(Collected data entries)
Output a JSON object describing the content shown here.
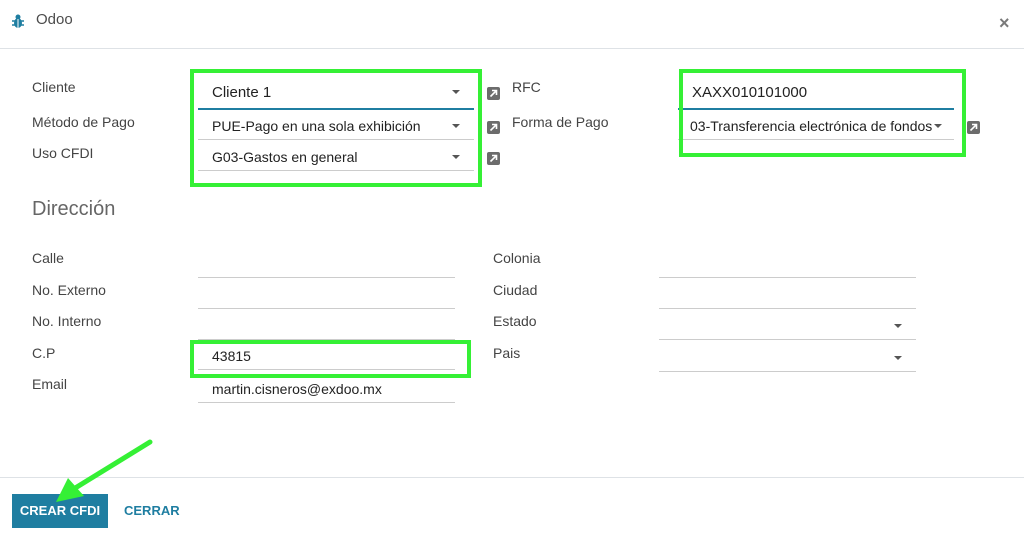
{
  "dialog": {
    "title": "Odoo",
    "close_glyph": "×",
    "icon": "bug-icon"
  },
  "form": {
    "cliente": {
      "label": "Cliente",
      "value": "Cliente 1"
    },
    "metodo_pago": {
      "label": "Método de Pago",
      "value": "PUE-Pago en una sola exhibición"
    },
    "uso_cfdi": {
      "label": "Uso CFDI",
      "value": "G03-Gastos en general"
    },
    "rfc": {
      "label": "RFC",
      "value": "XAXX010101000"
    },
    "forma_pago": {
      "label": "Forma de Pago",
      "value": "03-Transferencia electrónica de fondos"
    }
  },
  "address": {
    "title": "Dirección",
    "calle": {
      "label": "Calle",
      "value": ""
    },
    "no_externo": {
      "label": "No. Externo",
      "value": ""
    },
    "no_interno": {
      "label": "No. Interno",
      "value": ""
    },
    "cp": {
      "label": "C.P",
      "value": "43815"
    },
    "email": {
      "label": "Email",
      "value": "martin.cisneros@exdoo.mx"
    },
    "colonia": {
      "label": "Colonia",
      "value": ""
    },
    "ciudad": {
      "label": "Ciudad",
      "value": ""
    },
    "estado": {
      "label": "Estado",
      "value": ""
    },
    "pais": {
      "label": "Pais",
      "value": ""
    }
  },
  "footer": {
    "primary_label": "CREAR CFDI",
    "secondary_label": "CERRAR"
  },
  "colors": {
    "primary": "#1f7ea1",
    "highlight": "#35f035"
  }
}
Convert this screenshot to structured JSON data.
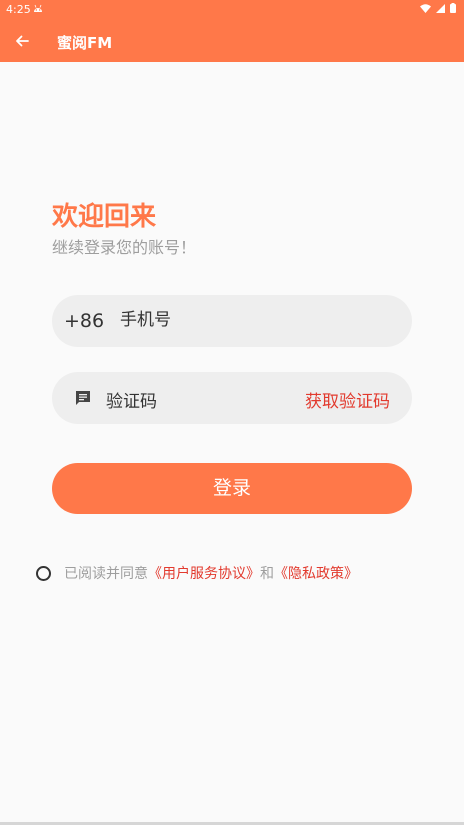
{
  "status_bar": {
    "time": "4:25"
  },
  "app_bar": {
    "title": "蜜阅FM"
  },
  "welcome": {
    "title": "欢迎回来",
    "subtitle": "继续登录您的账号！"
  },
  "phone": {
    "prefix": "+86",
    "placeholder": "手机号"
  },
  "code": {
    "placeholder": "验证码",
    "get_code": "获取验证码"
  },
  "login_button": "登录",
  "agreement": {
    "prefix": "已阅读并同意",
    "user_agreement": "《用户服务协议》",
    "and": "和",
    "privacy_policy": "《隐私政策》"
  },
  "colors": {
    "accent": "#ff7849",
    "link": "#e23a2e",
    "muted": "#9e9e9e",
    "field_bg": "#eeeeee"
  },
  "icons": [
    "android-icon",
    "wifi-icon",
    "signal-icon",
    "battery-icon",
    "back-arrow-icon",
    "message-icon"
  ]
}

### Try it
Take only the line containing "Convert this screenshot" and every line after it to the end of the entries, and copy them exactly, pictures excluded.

### Completed exercise
Convert this screenshot to structured JSON data.
{
  "status_bar": {
    "time": "4:25"
  },
  "app_bar": {
    "title": "蜜阅FM"
  },
  "welcome": {
    "title": "欢迎回来",
    "subtitle": "继续登录您的账号！"
  },
  "phone": {
    "prefix": "+86",
    "placeholder": "手机号"
  },
  "code": {
    "placeholder": "验证码",
    "get_code": "获取验证码"
  },
  "login_button": "登录",
  "agreement": {
    "prefix": "已阅读并同意",
    "user_agreement": "《用户服务协议》",
    "and": "和",
    "privacy_policy": "《隐私政策》"
  },
  "colors": {
    "accent": "#ff7849",
    "link": "#e23a2e",
    "muted": "#9e9e9e",
    "field_bg": "#eeeeee"
  },
  "icons": [
    "android-icon",
    "wifi-icon",
    "signal-icon",
    "battery-icon",
    "back-arrow-icon",
    "message-icon"
  ]
}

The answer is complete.